After what he did in the Preakness, setting quick fractions and gamely coming back in the final furlong, will any of the other riders want any part of him early? Super Saver  tried to keep up with him in the Preakness and faded. You certainly don’t want to match strides with a big, intimidating horse like this going a mile and a half through soft fractions.

His gallops the last couple of days have been energetic, and he had assistant trainer Tammy Fox pulling hard on the reins, so it’s probably going to be best just letting him have his head and dictating the pace.

Uptowncharlybrown , who does have the early speed if they want to use it, drew post 3, and he likely will get out of there aggressively and establish his spot on the inside. If First Dude comes charging up on his outside, you can bet Rajiv Maragh is going to let him go and try to get a comfortable position right behind him.
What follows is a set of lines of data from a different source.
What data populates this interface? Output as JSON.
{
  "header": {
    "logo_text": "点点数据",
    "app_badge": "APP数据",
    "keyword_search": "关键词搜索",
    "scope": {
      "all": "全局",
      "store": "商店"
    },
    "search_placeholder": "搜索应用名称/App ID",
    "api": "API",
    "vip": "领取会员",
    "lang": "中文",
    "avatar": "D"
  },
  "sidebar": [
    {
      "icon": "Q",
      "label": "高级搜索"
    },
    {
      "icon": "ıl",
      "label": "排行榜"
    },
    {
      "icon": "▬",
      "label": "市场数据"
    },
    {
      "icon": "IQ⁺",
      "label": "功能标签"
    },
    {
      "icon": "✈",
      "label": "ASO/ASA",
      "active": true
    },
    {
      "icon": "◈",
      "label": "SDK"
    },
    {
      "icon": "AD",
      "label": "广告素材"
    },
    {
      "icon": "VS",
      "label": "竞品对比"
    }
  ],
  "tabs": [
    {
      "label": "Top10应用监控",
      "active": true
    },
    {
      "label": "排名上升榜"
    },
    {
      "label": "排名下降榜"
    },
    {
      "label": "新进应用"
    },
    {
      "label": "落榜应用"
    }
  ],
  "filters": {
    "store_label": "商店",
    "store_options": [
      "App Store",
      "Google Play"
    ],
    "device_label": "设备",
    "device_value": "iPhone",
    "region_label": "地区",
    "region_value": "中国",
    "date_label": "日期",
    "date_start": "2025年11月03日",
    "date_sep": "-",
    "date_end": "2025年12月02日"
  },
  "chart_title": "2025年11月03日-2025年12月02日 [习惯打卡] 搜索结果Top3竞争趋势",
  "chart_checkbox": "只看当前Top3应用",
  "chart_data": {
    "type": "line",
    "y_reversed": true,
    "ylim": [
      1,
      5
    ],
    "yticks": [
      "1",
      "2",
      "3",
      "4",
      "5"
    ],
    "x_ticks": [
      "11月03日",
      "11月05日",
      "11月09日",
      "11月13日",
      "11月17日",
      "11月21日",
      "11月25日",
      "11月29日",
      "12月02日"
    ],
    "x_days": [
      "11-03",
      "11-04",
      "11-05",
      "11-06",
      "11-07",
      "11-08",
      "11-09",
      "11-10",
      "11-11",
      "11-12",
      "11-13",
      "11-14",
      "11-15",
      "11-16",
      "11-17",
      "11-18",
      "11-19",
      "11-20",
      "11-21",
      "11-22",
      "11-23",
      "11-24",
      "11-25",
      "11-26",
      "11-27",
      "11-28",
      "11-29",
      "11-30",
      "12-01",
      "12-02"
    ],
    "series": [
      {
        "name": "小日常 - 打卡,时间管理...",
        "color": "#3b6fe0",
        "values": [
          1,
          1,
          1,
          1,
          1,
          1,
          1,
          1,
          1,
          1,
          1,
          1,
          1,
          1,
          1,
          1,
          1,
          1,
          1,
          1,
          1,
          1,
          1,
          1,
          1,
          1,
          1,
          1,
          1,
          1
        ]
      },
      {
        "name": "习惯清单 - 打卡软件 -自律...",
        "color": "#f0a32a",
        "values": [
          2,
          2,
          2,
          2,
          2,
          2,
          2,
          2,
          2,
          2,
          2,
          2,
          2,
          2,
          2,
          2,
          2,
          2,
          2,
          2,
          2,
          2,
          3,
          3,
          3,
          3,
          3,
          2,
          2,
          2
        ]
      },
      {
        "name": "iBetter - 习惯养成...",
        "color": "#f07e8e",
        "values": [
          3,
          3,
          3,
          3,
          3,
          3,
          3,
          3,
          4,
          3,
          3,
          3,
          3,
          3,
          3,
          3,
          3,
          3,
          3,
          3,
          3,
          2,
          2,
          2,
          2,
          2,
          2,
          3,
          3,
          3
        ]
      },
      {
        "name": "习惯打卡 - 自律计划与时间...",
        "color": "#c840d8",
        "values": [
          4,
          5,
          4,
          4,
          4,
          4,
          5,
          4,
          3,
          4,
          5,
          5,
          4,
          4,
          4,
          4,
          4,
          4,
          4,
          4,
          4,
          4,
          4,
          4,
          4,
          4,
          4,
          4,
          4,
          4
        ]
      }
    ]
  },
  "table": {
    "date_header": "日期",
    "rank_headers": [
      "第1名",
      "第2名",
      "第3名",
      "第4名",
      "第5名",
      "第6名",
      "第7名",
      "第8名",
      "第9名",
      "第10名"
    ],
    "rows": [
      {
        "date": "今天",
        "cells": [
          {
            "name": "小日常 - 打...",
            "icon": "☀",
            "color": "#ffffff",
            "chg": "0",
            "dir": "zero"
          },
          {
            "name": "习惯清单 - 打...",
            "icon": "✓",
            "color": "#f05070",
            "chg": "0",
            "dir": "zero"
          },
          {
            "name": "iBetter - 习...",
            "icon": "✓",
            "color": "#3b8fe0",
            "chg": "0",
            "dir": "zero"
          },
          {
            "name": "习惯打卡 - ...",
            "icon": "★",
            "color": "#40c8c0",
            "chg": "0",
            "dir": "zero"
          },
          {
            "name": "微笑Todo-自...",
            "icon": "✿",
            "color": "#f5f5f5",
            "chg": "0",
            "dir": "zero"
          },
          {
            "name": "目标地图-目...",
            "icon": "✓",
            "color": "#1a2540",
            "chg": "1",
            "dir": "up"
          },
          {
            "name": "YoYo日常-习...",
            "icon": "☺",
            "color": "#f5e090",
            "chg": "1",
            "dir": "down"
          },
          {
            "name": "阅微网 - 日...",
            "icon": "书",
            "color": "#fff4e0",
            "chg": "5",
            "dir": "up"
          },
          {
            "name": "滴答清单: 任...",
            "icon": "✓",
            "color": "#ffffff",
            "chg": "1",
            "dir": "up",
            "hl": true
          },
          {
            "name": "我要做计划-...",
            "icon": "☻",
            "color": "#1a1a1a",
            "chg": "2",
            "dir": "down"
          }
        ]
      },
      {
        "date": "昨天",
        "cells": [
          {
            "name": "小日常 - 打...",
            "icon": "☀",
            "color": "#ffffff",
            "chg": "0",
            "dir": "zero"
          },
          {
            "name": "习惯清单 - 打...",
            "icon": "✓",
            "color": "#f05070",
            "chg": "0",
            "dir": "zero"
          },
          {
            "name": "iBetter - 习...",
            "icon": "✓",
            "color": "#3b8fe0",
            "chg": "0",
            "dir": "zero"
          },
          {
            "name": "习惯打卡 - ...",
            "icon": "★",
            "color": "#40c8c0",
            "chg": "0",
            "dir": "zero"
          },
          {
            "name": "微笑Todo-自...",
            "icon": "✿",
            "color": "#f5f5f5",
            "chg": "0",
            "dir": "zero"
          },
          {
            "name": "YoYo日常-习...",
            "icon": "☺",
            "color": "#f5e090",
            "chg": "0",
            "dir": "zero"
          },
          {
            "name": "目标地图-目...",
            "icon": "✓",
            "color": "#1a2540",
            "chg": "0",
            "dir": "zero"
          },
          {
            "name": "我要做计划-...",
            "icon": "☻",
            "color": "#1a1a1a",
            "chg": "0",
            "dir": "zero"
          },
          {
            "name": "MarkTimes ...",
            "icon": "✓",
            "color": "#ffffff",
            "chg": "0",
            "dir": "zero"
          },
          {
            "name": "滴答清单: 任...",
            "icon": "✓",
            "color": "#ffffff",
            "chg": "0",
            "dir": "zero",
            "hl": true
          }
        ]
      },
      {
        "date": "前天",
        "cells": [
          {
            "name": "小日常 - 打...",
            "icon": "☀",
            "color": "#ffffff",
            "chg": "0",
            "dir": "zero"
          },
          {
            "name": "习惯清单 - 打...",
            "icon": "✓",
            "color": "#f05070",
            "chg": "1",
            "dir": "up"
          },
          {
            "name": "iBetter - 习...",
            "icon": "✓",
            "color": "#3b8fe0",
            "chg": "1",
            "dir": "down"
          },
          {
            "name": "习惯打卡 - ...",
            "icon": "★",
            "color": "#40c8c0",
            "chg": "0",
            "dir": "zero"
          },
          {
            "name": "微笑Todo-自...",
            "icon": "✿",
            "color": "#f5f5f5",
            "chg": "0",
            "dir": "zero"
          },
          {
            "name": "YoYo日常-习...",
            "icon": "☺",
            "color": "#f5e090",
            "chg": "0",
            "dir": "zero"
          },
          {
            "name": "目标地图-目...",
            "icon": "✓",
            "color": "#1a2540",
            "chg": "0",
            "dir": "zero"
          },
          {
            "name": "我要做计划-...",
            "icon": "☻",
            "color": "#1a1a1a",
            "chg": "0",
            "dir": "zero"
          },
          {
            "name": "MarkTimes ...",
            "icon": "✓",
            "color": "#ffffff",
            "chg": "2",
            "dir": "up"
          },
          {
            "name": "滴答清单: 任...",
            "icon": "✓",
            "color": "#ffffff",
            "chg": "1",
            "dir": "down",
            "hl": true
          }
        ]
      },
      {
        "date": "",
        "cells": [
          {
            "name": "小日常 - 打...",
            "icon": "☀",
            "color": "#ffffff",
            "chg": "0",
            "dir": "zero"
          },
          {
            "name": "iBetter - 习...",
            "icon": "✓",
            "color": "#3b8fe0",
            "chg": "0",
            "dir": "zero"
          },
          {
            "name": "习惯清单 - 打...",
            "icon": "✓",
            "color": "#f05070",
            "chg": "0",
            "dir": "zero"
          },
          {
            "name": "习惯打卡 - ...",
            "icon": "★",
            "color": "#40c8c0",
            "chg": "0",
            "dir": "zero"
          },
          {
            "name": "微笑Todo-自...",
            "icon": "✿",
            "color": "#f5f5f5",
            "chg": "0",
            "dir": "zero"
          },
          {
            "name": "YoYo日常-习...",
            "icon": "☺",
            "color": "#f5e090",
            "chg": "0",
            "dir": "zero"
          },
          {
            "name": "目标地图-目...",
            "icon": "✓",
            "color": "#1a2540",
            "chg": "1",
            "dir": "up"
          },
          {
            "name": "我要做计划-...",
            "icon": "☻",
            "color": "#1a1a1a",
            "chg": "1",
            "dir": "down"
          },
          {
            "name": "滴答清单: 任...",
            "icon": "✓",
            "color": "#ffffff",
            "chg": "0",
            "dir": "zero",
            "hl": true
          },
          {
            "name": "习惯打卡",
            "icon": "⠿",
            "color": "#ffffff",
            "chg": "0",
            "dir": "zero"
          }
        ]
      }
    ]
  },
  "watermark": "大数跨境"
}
The Bob Baffert-trained Game on Dude, has good tactical speed, but he’s never been closer than 1 1/2 lengths from the lead, so don’t expect Martin Garcia to try to run with First Dude. Even with the addition of blinkers for the Lone Star Derby, Game On Dude still was 6 1/2 lengths off the pace. Now, if they go in :49 or slower, you can be sure he’ll be closer than that. He’s been running :45 and :46 halfs in all his races, so he’s got to be fairly close.

The key horse could be Interactif, who has drawn on the outside in several big races, forcing him to be aggressive and show more early speed than he wants to. Well, he drew post 12 in the Belmont, which means Javier Castellano will have to either gun him out of there again and press the pace or take a hold of him and drop him back, then try to tuck in and save ground. The belief here is that this horse is much more effective coming from farther back, as he did in his two stakes victories on the grass last year. He does possess a middle move, so it might not be a bad idea to go with strategy No. 2 and gradually work your way into contention rather than use too much energy sending him out of the gate. He’s been working like gangbusters and flying home his last quarter, so he’s geared up to use his closing kick, something he hasn’t been able to do much this year.

The sneaky horse in the field is Spangled Star, who was five lengths off a :45 3/5 and 1:09 1/5 pace in the Withers Stakes (gr. III) at a mile in his last start and has been fairly close up in several of his earlier races. And he’s trained by Rick Dutrow, who always has a few tricks up his sleeve. He’s ridden by Garrett Gomez and has a strong enough pedigree to give Dutrow confidence to tell Gomez to put him in the fray early. Dutrow is not the type to let any horse have an easy time of it.

Trainers have to remember, however, that First Dude is an intimidating horse who takes one stride to their horse’s two, and as much as they want to pressure him, it might not be in their best interest to look him in the eye early.

As for some of the others, expect to see Ice Box much closer to the pace than he’s been in his last three races. In his maiden win at the Meadowlands and an allowance victory at Gulfstream, he sat two lengths off the pace each time, and trainer Nick Zito has been putting a lot of speed into him in his works. Even late runners like Stay Put and Make Music For Me will be closer this time, as will Stately Victor. In fact, don’t be surprised to see the entire field fairly bunched up in an effort to keep First Dude in their sights.

Another interesting horse is Drosselmeyer, who has trained brilliantly, and was a tiger galloping out after his :59 3/5 work this week. He is sharp right now, and being a one-paced grinder type, you can expect to see him sitting fairly close and just ripping off steady fractions. He hasn’t shown a quick turn of foot, and with the way he runs and being as sharp as he is, if he somehow can get into serious contention or even take the lead turning for home, he could be tough.